(DATA RECORDS)

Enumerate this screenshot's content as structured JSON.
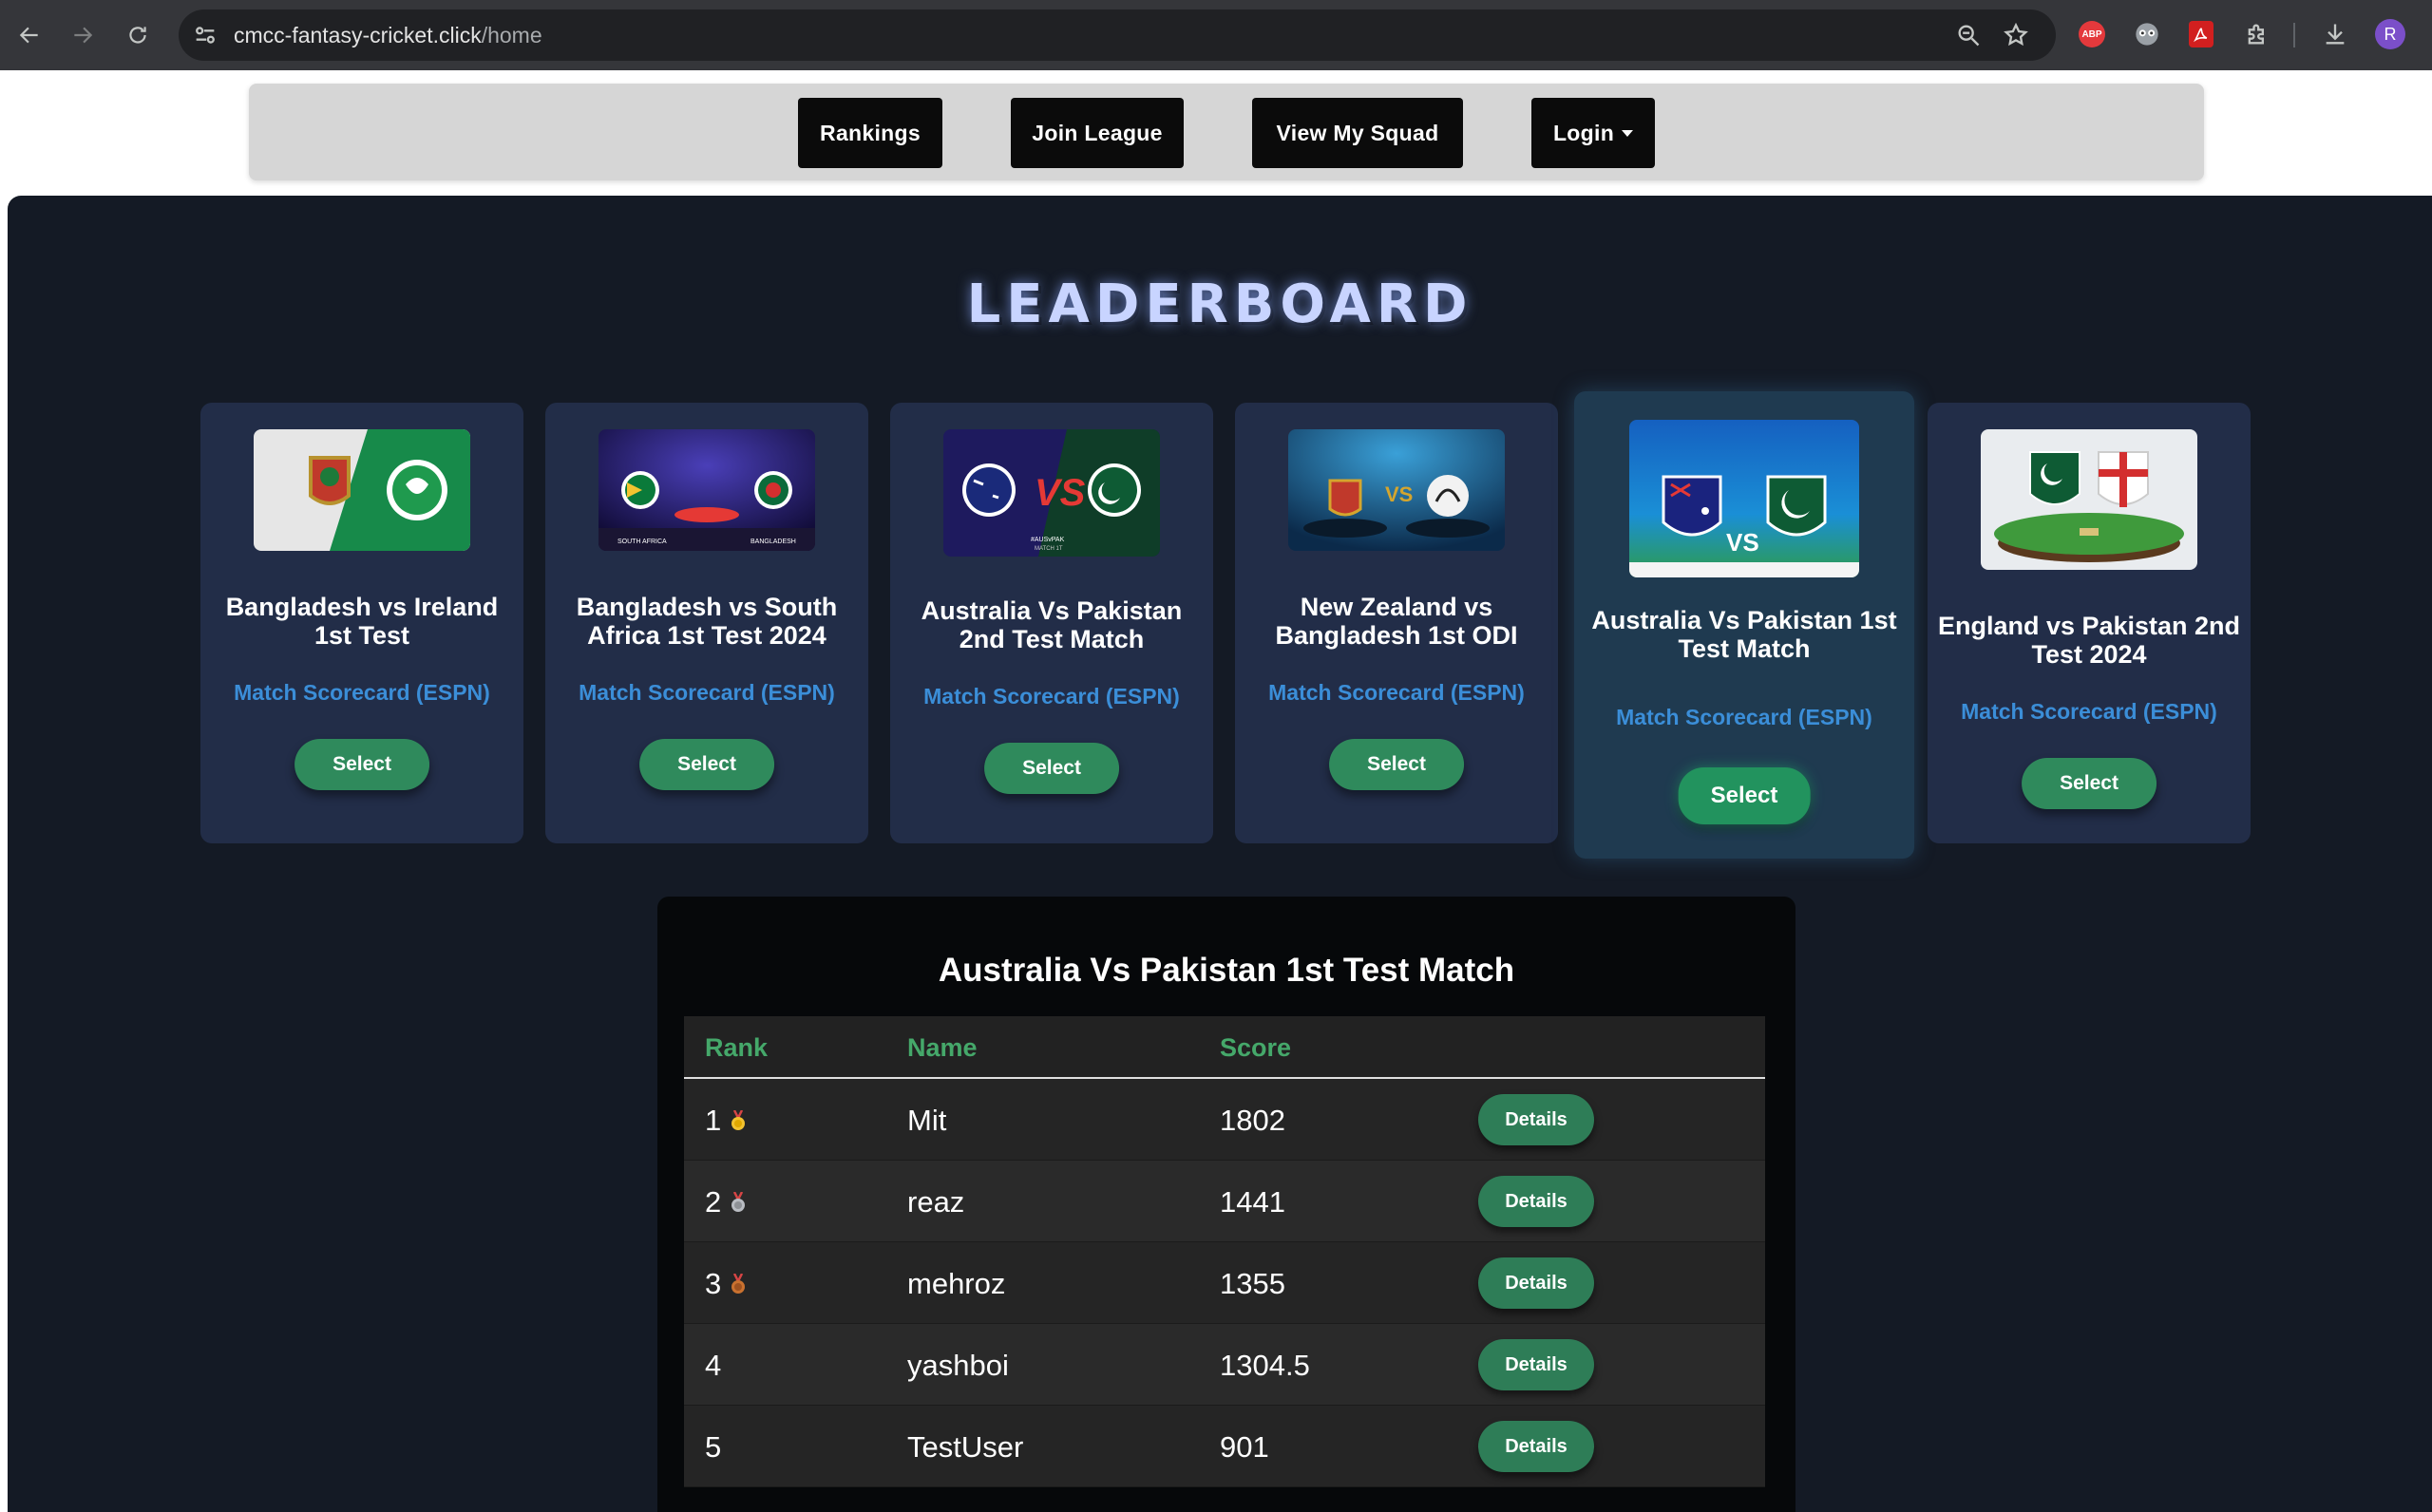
{
  "browser": {
    "url_host": "cmcc-fantasy-cricket.click",
    "url_path": "/home",
    "avatar_initial": "R",
    "abp_label": "ABP"
  },
  "nav": {
    "rankings": "Rankings",
    "join_league": "Join League",
    "view_squad": "View My Squad",
    "login": "Login"
  },
  "leaderboard": {
    "title": "LEADERBOARD"
  },
  "matches": [
    {
      "title": "Bangladesh vs Ireland 1st Test",
      "link": "Match Scorecard (ESPN)",
      "button": "Select"
    },
    {
      "title": "Bangladesh vs South Africa 1st Test 2024",
      "link": "Match Scorecard (ESPN)",
      "button": "Select"
    },
    {
      "title": "Australia Vs Pakistan 2nd Test Match",
      "link": "Match Scorecard (ESPN)",
      "button": "Select"
    },
    {
      "title": "New Zealand vs Bangladesh 1st ODI",
      "link": "Match Scorecard (ESPN)",
      "button": "Select"
    },
    {
      "title": "Australia Vs Pakistan 1st Test Match",
      "link": "Match Scorecard (ESPN)",
      "button": "Select",
      "selected": true
    },
    {
      "title": "England vs Pakistan 2nd Test 2024",
      "link": "Match Scorecard (ESPN)",
      "button": "Select"
    }
  ],
  "thumb_labels": {
    "sa": "SOUTH AFRICA",
    "bd": "BANGLADESH",
    "vs": "VS",
    "hashtag": "#AUSvPAK",
    "match": "MATCH 1T"
  },
  "table": {
    "title": "Australia Vs Pakistan 1st Test Match",
    "headers": {
      "rank": "Rank",
      "name": "Name",
      "score": "Score"
    },
    "rows": [
      {
        "rank": "1",
        "name": "Mit",
        "score": "1802",
        "action": "Details",
        "medal": "gold"
      },
      {
        "rank": "2",
        "name": "reaz",
        "score": "1441",
        "action": "Details",
        "medal": "silver"
      },
      {
        "rank": "3",
        "name": "mehroz",
        "score": "1355",
        "action": "Details",
        "medal": "bronze"
      },
      {
        "rank": "4",
        "name": "yashboi",
        "score": "1304.5",
        "action": "Details"
      },
      {
        "rank": "5",
        "name": "TestUser",
        "score": "901",
        "action": "Details"
      }
    ]
  },
  "colors": {
    "panel": "#141a25",
    "card": "#222d48",
    "accent_green": "#2f8a5c",
    "link_blue": "#3b8ed8",
    "gold": "#f2c230",
    "silver": "#b9bcc2",
    "bronze": "#c9712f"
  }
}
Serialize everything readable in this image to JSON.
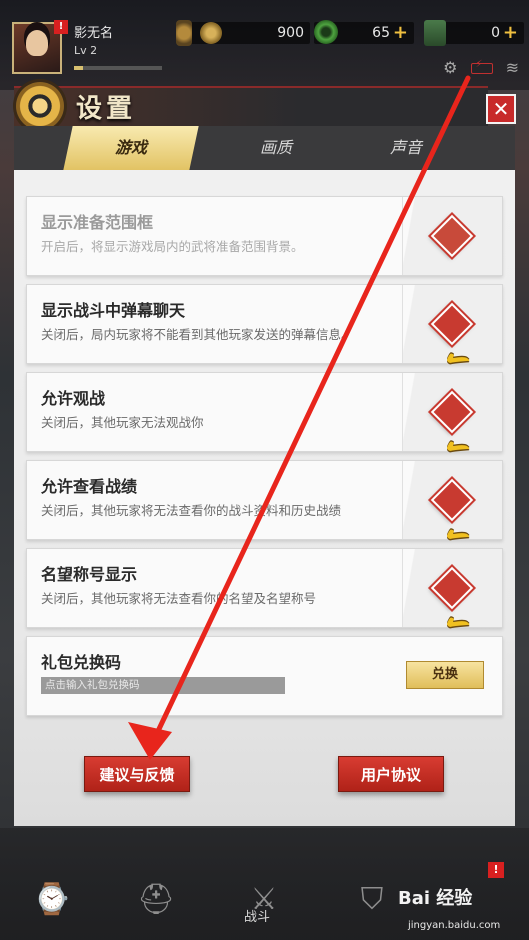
{
  "player": {
    "name": "影无名",
    "level": "Lv 2",
    "alert": "!",
    "xp_progress": 0.1
  },
  "currencies": [
    {
      "name": "coin",
      "icon": "coin-icon",
      "value": "900"
    },
    {
      "name": "jade",
      "icon": "jade-icon",
      "value": "65",
      "plus": "+"
    },
    {
      "name": "ticket",
      "icon": "ticket-icon",
      "value": "0",
      "plus": "+"
    }
  ],
  "settings": {
    "title": "设置",
    "close_label": "✕",
    "tabs": [
      {
        "label": "游戏",
        "active": true
      },
      {
        "label": "画质",
        "active": false
      },
      {
        "label": "声音",
        "active": false
      }
    ],
    "options": [
      {
        "title": "显示准备范围框",
        "desc": "开启后，将显示游戏局内的武将准备范围背景。",
        "state": "off",
        "enabled": false
      },
      {
        "title": "显示战斗中弹幕聊天",
        "desc": "关闭后，局内玩家将不能看到其他玩家发送的弹幕信息。",
        "state": "on",
        "enabled": true
      },
      {
        "title": "允许观战",
        "desc": "关闭后，其他玩家无法观战你",
        "state": "on",
        "enabled": true
      },
      {
        "title": "允许查看战绩",
        "desc": "关闭后，其他玩家将无法查看你的战斗资料和历史战绩",
        "state": "on",
        "enabled": true
      },
      {
        "title": "名望称号显示",
        "desc": "关闭后，其他玩家将无法查看你的名望及名望称号",
        "state": "on",
        "enabled": true
      }
    ],
    "redeem": {
      "title": "礼包兑换码",
      "placeholder": "点击输入礼包兑换码",
      "button": "兑换"
    },
    "feedback_button": "建议与反馈",
    "agreement_button": "用户协议"
  },
  "bottom_nav": {
    "items": [
      {
        "icon": "watch-icon"
      },
      {
        "icon": "helmet-icon"
      },
      {
        "icon": "crossed-swords-icon",
        "label": "战斗"
      },
      {
        "icon": "banner-icon"
      }
    ],
    "alert": "!"
  },
  "watermark": {
    "brand": "Bai 经验",
    "url": "jingyan.baidu.com"
  },
  "colors": {
    "accent_gold": "#e2c364",
    "danger_red": "#c83a30",
    "annotation_arrow": "#e8251c"
  }
}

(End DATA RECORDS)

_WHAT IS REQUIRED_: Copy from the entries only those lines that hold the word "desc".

_FINISHED TASK_:
        "desc": "开启后，将显示游戏局内的武将准备范围背景。",
        "desc": "关闭后，局内玩家将不能看到其他玩家发送的弹幕信息。",
        "desc": "关闭后，其他玩家无法观战你",
        "desc": "关闭后，其他玩家将无法查看你的战斗资料和历史战绩",
        "desc": "关闭后，其他玩家将无法查看你的名望及名望称号",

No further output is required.